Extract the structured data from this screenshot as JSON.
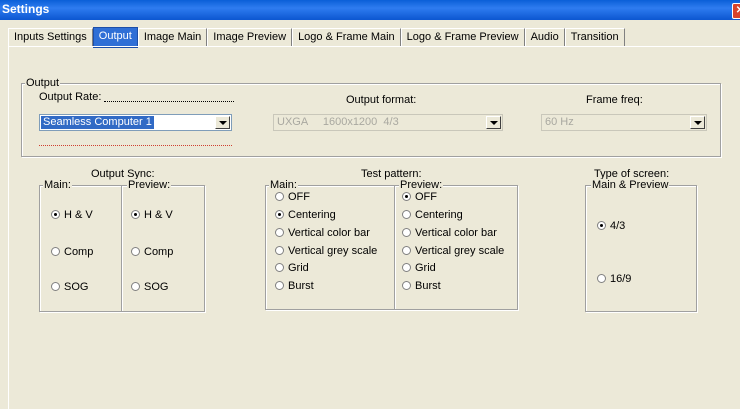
{
  "window": {
    "title": "Settings",
    "close_glyph": "✕"
  },
  "tabs": [
    {
      "label": "Inputs Settings",
      "active": false
    },
    {
      "label": "Output",
      "active": true
    },
    {
      "label": "Image Main",
      "active": false
    },
    {
      "label": "Image Preview",
      "active": false
    },
    {
      "label": "Logo & Frame Main",
      "active": false
    },
    {
      "label": "Logo & Frame Preview",
      "active": false
    },
    {
      "label": "Audio",
      "active": false
    },
    {
      "label": "Transition",
      "active": false
    }
  ],
  "output": {
    "group_label": "Output",
    "rate_label": "Output Rate:",
    "rate_combo": "Seamless Computer 1",
    "format_label": "Output format:",
    "format_combo": "UXGA     1600x1200  4/3",
    "freq_label": "Frame freq:",
    "freq_combo": "60 Hz"
  },
  "output_sync": {
    "title": "Output Sync:",
    "main_label": "Main:",
    "preview_label": "Preview:",
    "main_options": [
      {
        "label": "H & V",
        "checked": true
      },
      {
        "label": "Comp",
        "checked": false
      },
      {
        "label": "SOG",
        "checked": false
      }
    ],
    "preview_options": [
      {
        "label": "H & V",
        "checked": true
      },
      {
        "label": "Comp",
        "checked": false
      },
      {
        "label": "SOG",
        "checked": false
      }
    ]
  },
  "test_pattern": {
    "title": "Test pattern:",
    "main_label": "Main:",
    "preview_label": "Preview:",
    "main_options": [
      {
        "label": "OFF",
        "checked": false
      },
      {
        "label": "Centering",
        "checked": true
      },
      {
        "label": "Vertical color bar",
        "checked": false
      },
      {
        "label": "Vertical grey scale",
        "checked": false
      },
      {
        "label": "Grid",
        "checked": false
      },
      {
        "label": "Burst",
        "checked": false
      }
    ],
    "preview_options": [
      {
        "label": "OFF",
        "checked": true
      },
      {
        "label": "Centering",
        "checked": false
      },
      {
        "label": "Vertical color bar",
        "checked": false
      },
      {
        "label": "Vertical grey scale",
        "checked": false
      },
      {
        "label": "Grid",
        "checked": false
      },
      {
        "label": "Burst",
        "checked": false
      }
    ]
  },
  "screen_type": {
    "title": "Type of screen:",
    "group_label": "Main & Preview",
    "options": [
      {
        "label": "4/3",
        "checked": true
      },
      {
        "label": "16/9",
        "checked": false
      }
    ]
  }
}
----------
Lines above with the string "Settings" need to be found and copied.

- [ANSWER AREA]:
    "title": "Settings",
      "label": "Inputs Settings",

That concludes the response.